Now, it must be said there are lots of companies out there doing good things. But what makes something really great? What tips you into the realm of truly remarkable? Those were the questions that ran through my head as I stood inside Barangaroo’s cavernous venue, The Cutting, surrounded by 1,000 people.
I’m one of the CEOs who supported the cause as a donor and fundraiser, but I’m a minnow in the ranks. Check out the leaderboard to peek at the fundraising efforts from the likes of Aussie Home Loans, Hostplus, Macquarie, Deloitte, Perpetual, and CSC, to name but a few, and browse the list of celebrity chefs.
The actual dollars raised and names make great reading, but they’re less important than the underlying message – leaders of all types will support a cause if it makes sense.
So if you’re business leader or marketer, how do you get this kind of attention? What marketing and leadership lessons are on show at OzHarvest?
Here’s my list.
1. Tell a story that passes the pub test
OzHarvest’s purpose is to “nourish our country.” It’s a simple one-liner that communicates meaning in a noisy bar and isn’t hard to remember. The more detailed answer is the organisation rescues perishable food from commercial outlets and delivers it for free to some 800 charities across the country, who in turn help vulnerable Australians. That’s a proper higher calling, and it passes the pub test.
2. Get yourself a strong visual identity
Yellow. It’s absolutely everywhere, thanks to the work of OzHarvest’s agency, Frost Collective. Yellow vans, yellow website, yellow marketing, yellow carpet. Heck, even CEO and Founder Ronni Kahn wears something yellow every day – shoes, glasses, jewellery, anything. Now that’s commitment, and a branding model that works.
3. Lead from the front with gratitude
Speaking of Ronni, she’s one of these rare human beings who’s 110% engaged with her life’s work. She exudes positivity, generosity and gratitude. I’ve received numerous emails of thanks, and she thanked the CEO Cookoff supporters multiple times over. She’s also quite persuasive, which is handy if you’re a fundraiser. The leadership lesson? Truly believe in what you’re doing, and constantly invite others to join you. Side note: practice what you preach. In addition to running the show, she was also the CEO who raised the most amount of money for the cause ($111,018).
4. Build a model that scales

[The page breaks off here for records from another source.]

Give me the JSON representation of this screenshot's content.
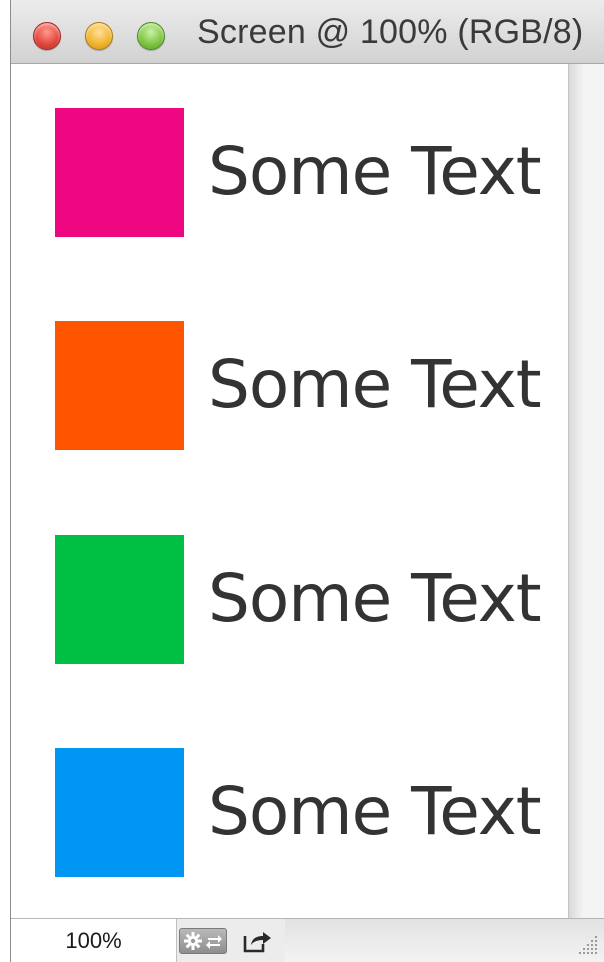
{
  "window": {
    "title": "Screen @ 100% (RGB/8)"
  },
  "rows": [
    {
      "label": "Some Text",
      "color": "#ee0780"
    },
    {
      "label": "Some Text",
      "color": "#ff5400"
    },
    {
      "label": "Some Text",
      "color": "#00c043"
    },
    {
      "label": "Some Text",
      "color": "#0096f4"
    }
  ],
  "status": {
    "zoom": "100%",
    "icons": [
      "gear-arrows-icon",
      "share-icon",
      "resize-grip-icon"
    ]
  }
}
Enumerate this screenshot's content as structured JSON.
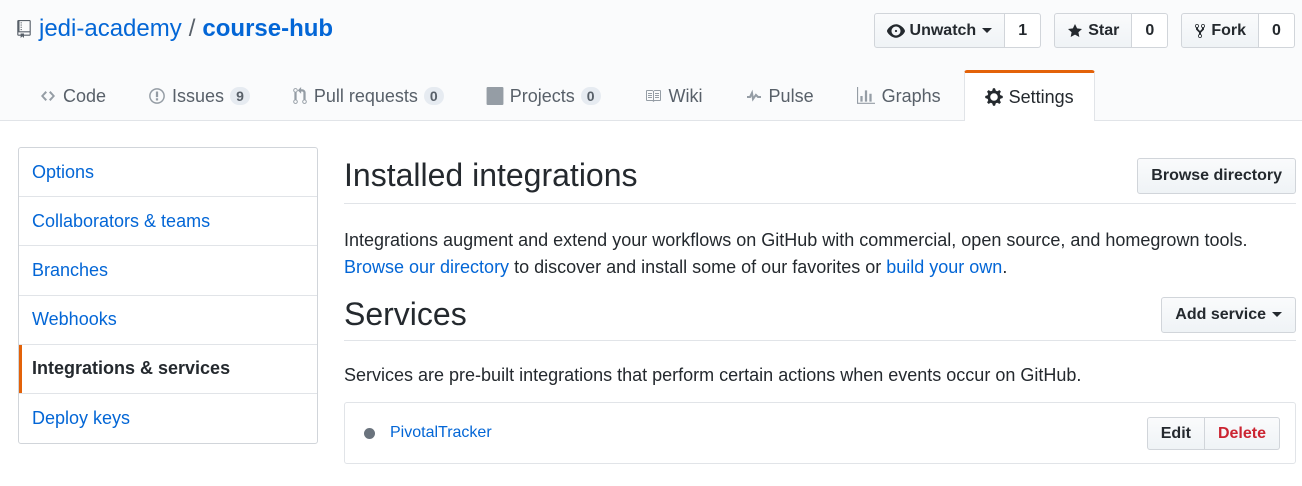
{
  "repo": {
    "owner": "jedi-academy",
    "separator": "/",
    "name": "course-hub"
  },
  "actions": [
    {
      "label": "Unwatch",
      "icon": "eye-icon",
      "count": "1",
      "dropdown": true
    },
    {
      "label": "Star",
      "icon": "star-icon",
      "count": "0"
    },
    {
      "label": "Fork",
      "icon": "fork-icon",
      "count": "0"
    }
  ],
  "tabs": [
    {
      "label": "Code",
      "icon": "code-icon"
    },
    {
      "label": "Issues",
      "icon": "issue-icon",
      "counter": "9"
    },
    {
      "label": "Pull requests",
      "icon": "pull-request-icon",
      "counter": "0"
    },
    {
      "label": "Projects",
      "icon": "project-icon",
      "counter": "0"
    },
    {
      "label": "Wiki",
      "icon": "book-icon"
    },
    {
      "label": "Pulse",
      "icon": "pulse-icon"
    },
    {
      "label": "Graphs",
      "icon": "graph-icon"
    },
    {
      "label": "Settings",
      "icon": "gear-icon",
      "selected": true
    }
  ],
  "sidebar": {
    "items": [
      {
        "label": "Options"
      },
      {
        "label": "Collaborators & teams"
      },
      {
        "label": "Branches"
      },
      {
        "label": "Webhooks"
      },
      {
        "label": "Integrations & services",
        "selected": true
      },
      {
        "label": "Deploy keys"
      }
    ]
  },
  "integrations": {
    "title": "Installed integrations",
    "browse_button": "Browse directory",
    "desc_text1": "Integrations augment and extend your workflows on GitHub with commercial, open source, and homegrown tools.",
    "desc_link1": "Browse our directory",
    "desc_text2": " to discover and install some of our favorites or ",
    "desc_link2": "build your own",
    "desc_text3": "."
  },
  "services": {
    "title": "Services",
    "add_button": "Add service",
    "description": "Services are pre-built integrations that perform certain actions when events occur on GitHub.",
    "items": [
      {
        "name": "PivotalTracker",
        "status_color": "#6a737d",
        "edit_label": "Edit",
        "delete_label": "Delete"
      }
    ]
  },
  "colors": {
    "accent": "#e36209",
    "link": "#0366d6",
    "danger": "#cb2431"
  }
}
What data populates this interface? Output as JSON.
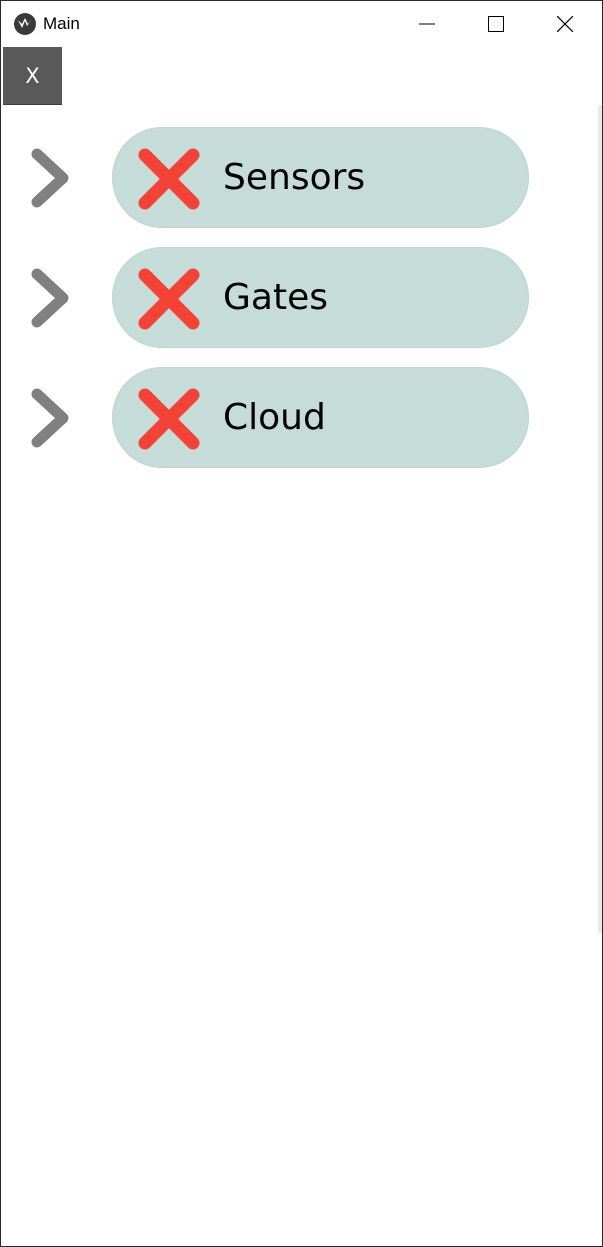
{
  "window": {
    "title": "Main"
  },
  "close_button": {
    "label": "X"
  },
  "items": [
    {
      "label": "Sensors",
      "status": "error"
    },
    {
      "label": "Gates",
      "status": "error"
    },
    {
      "label": "Cloud",
      "status": "error"
    }
  ],
  "colors": {
    "pill_bg": "#c5dcd9",
    "error_x": "#f44336",
    "chevron": "#808080",
    "close_button_bg": "#595959"
  }
}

I doubt it’s perfect, but OzHarvest has pioneered a national system for rescuing and delivering perishable food. It has also spent years learning how to hold large-scale events that cater for the various needs of volunteers, sponsors, and influential stakeholders across the corporate landscape and government. And that’s to say nothing of the dignity and care that’s required to bring hundreds of homeless and vulnerable Australians together for a meal.

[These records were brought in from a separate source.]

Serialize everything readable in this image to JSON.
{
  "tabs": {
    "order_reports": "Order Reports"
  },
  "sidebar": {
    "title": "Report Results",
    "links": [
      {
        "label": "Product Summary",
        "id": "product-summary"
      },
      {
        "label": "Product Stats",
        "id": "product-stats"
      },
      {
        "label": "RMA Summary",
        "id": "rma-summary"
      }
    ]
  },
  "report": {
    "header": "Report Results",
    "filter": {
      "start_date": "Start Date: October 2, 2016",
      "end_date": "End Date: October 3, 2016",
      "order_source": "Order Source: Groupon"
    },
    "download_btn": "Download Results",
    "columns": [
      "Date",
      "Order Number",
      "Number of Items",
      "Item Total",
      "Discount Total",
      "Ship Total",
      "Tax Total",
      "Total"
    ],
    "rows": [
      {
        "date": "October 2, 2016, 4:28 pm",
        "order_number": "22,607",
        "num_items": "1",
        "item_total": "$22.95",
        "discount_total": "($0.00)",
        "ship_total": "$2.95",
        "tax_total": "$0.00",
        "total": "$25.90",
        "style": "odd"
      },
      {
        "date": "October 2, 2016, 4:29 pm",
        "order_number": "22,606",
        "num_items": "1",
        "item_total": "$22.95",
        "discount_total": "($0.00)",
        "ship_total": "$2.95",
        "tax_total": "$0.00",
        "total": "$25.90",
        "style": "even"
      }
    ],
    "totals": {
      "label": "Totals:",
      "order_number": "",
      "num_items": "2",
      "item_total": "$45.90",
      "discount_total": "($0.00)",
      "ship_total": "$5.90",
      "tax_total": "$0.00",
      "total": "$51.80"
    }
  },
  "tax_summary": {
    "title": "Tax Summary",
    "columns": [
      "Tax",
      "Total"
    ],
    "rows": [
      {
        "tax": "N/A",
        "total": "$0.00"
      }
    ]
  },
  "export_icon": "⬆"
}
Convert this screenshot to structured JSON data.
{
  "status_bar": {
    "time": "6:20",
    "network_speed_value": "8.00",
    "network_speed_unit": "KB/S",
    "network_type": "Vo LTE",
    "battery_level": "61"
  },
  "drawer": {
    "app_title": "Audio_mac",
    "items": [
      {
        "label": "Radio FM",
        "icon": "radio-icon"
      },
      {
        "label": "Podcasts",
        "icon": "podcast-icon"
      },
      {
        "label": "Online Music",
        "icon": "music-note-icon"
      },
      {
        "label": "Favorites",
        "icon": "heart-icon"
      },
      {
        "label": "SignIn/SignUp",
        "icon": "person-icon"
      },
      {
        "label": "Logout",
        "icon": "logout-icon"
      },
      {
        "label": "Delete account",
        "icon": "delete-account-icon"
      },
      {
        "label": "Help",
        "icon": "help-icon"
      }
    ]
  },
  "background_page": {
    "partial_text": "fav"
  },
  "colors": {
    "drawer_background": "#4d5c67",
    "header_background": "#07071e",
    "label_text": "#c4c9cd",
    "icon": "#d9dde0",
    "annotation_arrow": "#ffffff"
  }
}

Not surprisingly, the movement has attracted significant interest from the United Nations, Thailand and South Africa. Watch this space, because OzHarvest’s model can flex to work in different cultures.

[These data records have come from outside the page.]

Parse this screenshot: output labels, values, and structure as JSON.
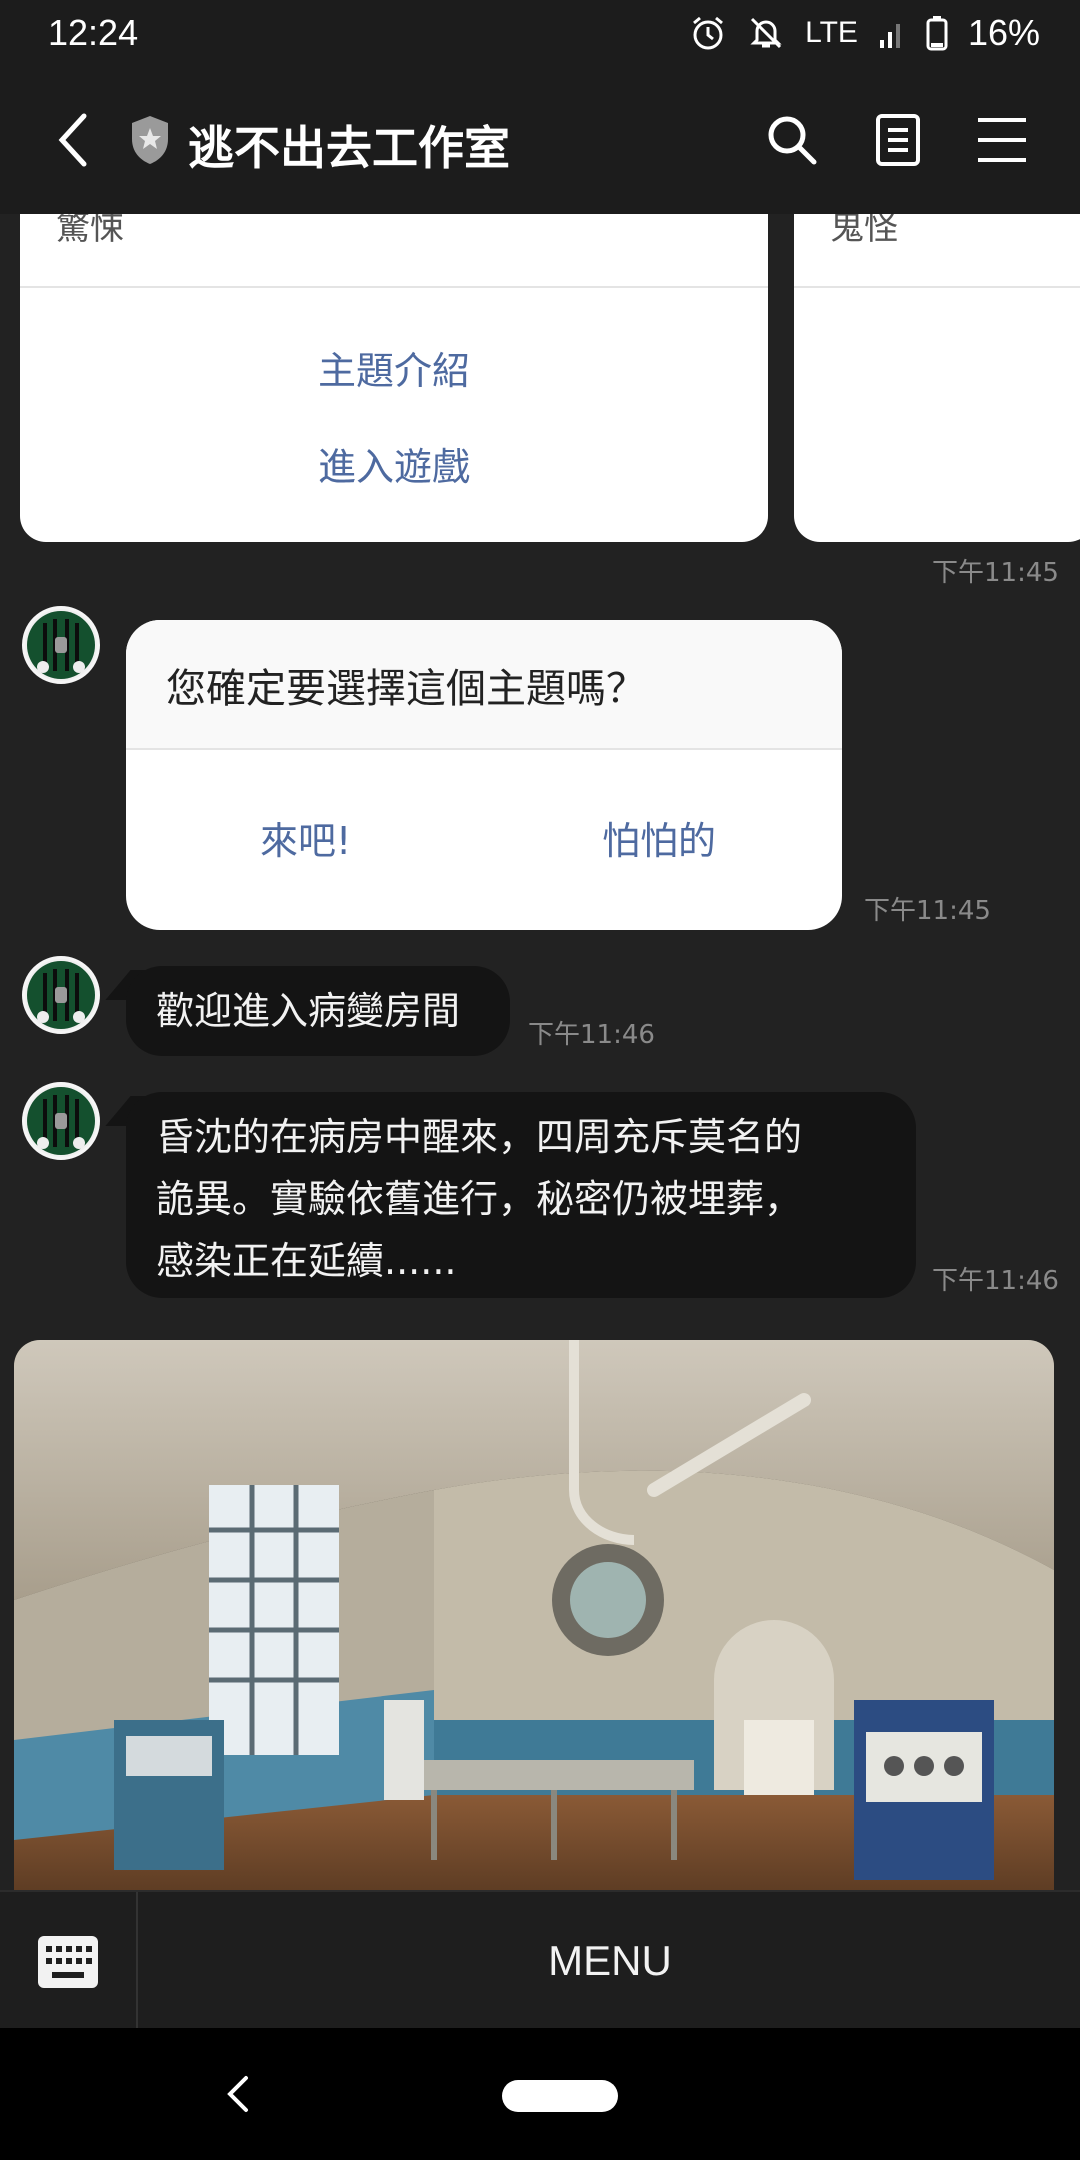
{
  "status_bar": {
    "time": "12:24",
    "network": "LTE",
    "battery": "16%"
  },
  "header": {
    "title": "逃不出去工作室",
    "icons": [
      "back-icon",
      "shield-icon",
      "search-icon",
      "notes-icon",
      "menu-icon"
    ]
  },
  "carousel": {
    "cards": [
      {
        "cut_text": "驚悚",
        "actions": [
          "主題介紹",
          "進入遊戲"
        ]
      },
      {
        "cut_text": "鬼怪"
      }
    ],
    "time": "下午11:45"
  },
  "messages": [
    {
      "type": "confirm",
      "question": "您確定要選擇這個主題嗎？",
      "options": [
        "來吧!",
        "怕怕的"
      ],
      "time": "下午11:45"
    },
    {
      "type": "text",
      "text": "歡迎進入病變房間",
      "time": "下午11:46"
    },
    {
      "type": "text",
      "lines": [
        "昏沈的在病房中醒來，四周充斥莫名的",
        "詭異。實驗依舊進行，秘密仍被埋葬，",
        "感染正在延續......"
      ],
      "time": "下午11:46"
    },
    {
      "type": "image",
      "description_icon": "abandoned-hospital-room-photo"
    }
  ],
  "menu_bar": {
    "menu_label": "MENU"
  },
  "colors": {
    "background": "#222222",
    "header": "#1c1c1c",
    "bubble": "#141414",
    "link": "#4e6aa0",
    "timestamp": "#8a8a8a"
  }
}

5. Know your target audience
Gaming CEOs in a competition to raise funds is clever. A bit of ego flexing doesn’t hurt in this case. Equally important is the support secured from Australia’s top chefs. Ronni and her team have figured out how to capture the attention of already busy individuals, and convince them to donate much time and money many days in advance of the fundraising evening itself (braised beef takes days to prepare!).
Then you’ve got the obvious point that famous CEOs and chefs lend your cause significant credibility. Once a movement has this type of momentum, it’s much easier to convince individual donors to part with hard earned cash.
6. Embody the zeitgeist
One of the biggest stories in business is a demand that corporations do more to affect positive social outcomes. Sure, millennials are demanding it from their employers, but equally important is the lightbulb moment many CEOs have experienced – if you invest in activities that promote positive social outcomes, it actually drives revenue growth (check out Konica Minolta CEO David Cooke’s essay on corporate social investment for a comprehensive argument, or listen to my podcast interview with him on the subject).
From a strategy perspective, OzHarvest taps into this passion by creating opportunities for corporate volunteering, sponsorship, and giving CEOs an opportunity to align with a worthy social enterprise.
7. Remain open and transparent
Integrity is the lifeblood of business. Want to know how OzHarvest is performing as an organisation? Check out its annual reports. Something that impressed me when interviewing Ronni Kahn is that she runs the organisation like any for-profit business. Financial rigor, a functioning board, and all the systems and processes you’d expect. Again, is it perfect? I don’t know, and it’s likely a work in progress like all companies. But that’s the journey, and you can’t fault the passion.
Want to know more about Ronni and the work of OzHarvest? Tune in to The CMO Show: From idea to empire – the story of OzHarvest with Ronni Kahn and Vince Frost